All this talk about Popoi might give the impression that the village was deserted though. Definitely not. At the house of the Lundayeh tribe we were introduced to a young hunter and his bride. With the Bajau, I watched as two women sieved batter into a pan to make more biscuits, and proceeded to drop it everywhere to great embarrassment. A Dusun girl showed us some food cooked in bamboo shoots and with the Rungus we made fire. This is a massive ensemble cast of people who want to show off their culture.
On arrival at the Murut longhouse, the last of the tribes represented at Mari-Mari, we were greeted by whoops and chants yelling. This tribe was supposed to be the most aggressive of the tribes. Thankfully, Popoi said they no longer practise head hunting. I was pleased, because I suspect it would have been a rather more awkward affair had he not mentioned anything.
They turned out to be rather accommodating though, especially for people who have a reputation for chopping off heads and keeping them as trophies. We got a lesson in firing blow darts, helped a couple of dudes jump 10 feet in the air on a bamboo trampoline, and even got henna tattoos. So they’re not your regular head removers.
We ended on a pretty awesome musical, dancing, singing medley from just about everyone who we’d seen over the day, before making our way back to Kota Kinabalu.
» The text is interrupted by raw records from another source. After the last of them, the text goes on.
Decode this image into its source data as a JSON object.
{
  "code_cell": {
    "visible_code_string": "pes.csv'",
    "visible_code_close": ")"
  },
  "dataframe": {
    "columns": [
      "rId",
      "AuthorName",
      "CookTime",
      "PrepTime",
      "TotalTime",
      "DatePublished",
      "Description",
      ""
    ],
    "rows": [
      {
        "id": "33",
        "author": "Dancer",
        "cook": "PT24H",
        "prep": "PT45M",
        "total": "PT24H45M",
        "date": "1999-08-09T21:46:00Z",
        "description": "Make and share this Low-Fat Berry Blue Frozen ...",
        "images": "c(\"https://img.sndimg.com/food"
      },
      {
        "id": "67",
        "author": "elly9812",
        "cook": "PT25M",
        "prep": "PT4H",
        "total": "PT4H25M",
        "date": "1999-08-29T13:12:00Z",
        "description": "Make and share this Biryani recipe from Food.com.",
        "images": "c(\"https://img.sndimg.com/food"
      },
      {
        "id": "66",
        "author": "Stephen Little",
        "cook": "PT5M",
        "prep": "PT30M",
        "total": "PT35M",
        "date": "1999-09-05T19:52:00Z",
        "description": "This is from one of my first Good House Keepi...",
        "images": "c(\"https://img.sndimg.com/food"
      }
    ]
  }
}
We had one more stop for the day though. A few miles out from the centre, just as the sun was going down, we got ourselves dropped off outside a mosque. The second main mosque in Kota Kinabalu, it might not sound like anything fancy, but its a stunning sight. Ensconced within a small lagoon, the ‘Floating Mosque’ as it’s known, is reflected perfectly in the clear blue waters, its towers reaching both up to the sky and down to the depths.
We hung around for a while, taking in the sunset, before taking the bus back to our hostel. A rather roundabout journey, at one point it seemed like it was going to leave out the other side of the city before finally coming back toward the centre. After what seemed like an age, we finally arrived back.